* **WHAT THIS TASK INVOLVES**
When a picture appears in the listing, leave it out and copy the rest exactly as it stands.

-.-.-

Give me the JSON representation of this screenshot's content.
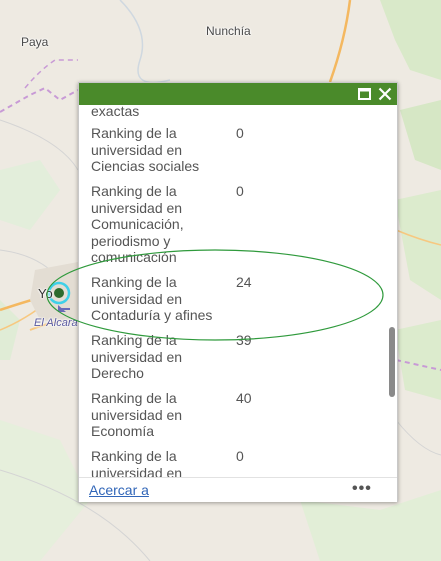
{
  "map": {
    "labels": {
      "paya": "Paya",
      "nunchia": "Nunchía",
      "yopal_partial": "Yo",
      "el_alcaraban_partial": "El Alcara"
    },
    "colors": {
      "land": "#eeeae2",
      "roads": "#f4b860",
      "boundary": "#c89ad6",
      "vegetation": "#d5e8c4",
      "marker_ring": "#3fd0e8",
      "marker_center": "#2d6a2d",
      "highlight_ellipse": "#2f9a3c"
    }
  },
  "popup": {
    "header_color": "#4a8a2a",
    "partial_top_text": "exactas",
    "rows": [
      {
        "label": "Ranking de la universidad en Ciencias sociales",
        "value": "0"
      },
      {
        "label": "Ranking de la universidad en Comunicación, periodismo y comunicación",
        "value": "0"
      },
      {
        "label": "Ranking de la universidad en Contaduría y afines",
        "value": "24"
      },
      {
        "label": "Ranking de la universidad en Derecho",
        "value": "39"
      },
      {
        "label": "Ranking de la universidad en Economía",
        "value": "40"
      },
      {
        "label": "Ranking de la universidad en",
        "value": "0"
      }
    ],
    "footer": {
      "zoom_link": "Acercar a",
      "more_icon": "•••"
    },
    "icons": [
      "maximize-icon",
      "close-icon"
    ]
  }
}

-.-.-

* **RESPONSE BELOW**
Give me the JSON representation of this screenshot's content.
{
  "map": {
    "labels": {
      "paya": "Paya",
      "nunchia": "Nunchía",
      "yopal_partial": "Yo",
      "el_alcaraban_partial": "El Alcara"
    },
    "colors": {
      "land": "#eeeae2",
      "roads": "#f4b860",
      "boundary": "#c89ad6",
      "vegetation": "#d5e8c4",
      "marker_ring": "#3fd0e8",
      "marker_center": "#2d6a2d",
      "highlight_ellipse": "#2f9a3c"
    }
  },
  "popup": {
    "header_color": "#4a8a2a",
    "partial_top_text": "exactas",
    "rows": [
      {
        "label": "Ranking de la universidad en Ciencias sociales",
        "value": "0"
      },
      {
        "label": "Ranking de la universidad en Comunicación, periodismo y comunicación",
        "value": "0"
      },
      {
        "label": "Ranking de la universidad en Contaduría y afines",
        "value": "24"
      },
      {
        "label": "Ranking de la universidad en Derecho",
        "value": "39"
      },
      {
        "label": "Ranking de la universidad en Economía",
        "value": "40"
      },
      {
        "label": "Ranking de la universidad en",
        "value": "0"
      }
    ],
    "footer": {
      "zoom_link": "Acercar a",
      "more_icon": "•••"
    },
    "icons": [
      "maximize-icon",
      "close-icon"
    ]
  }
}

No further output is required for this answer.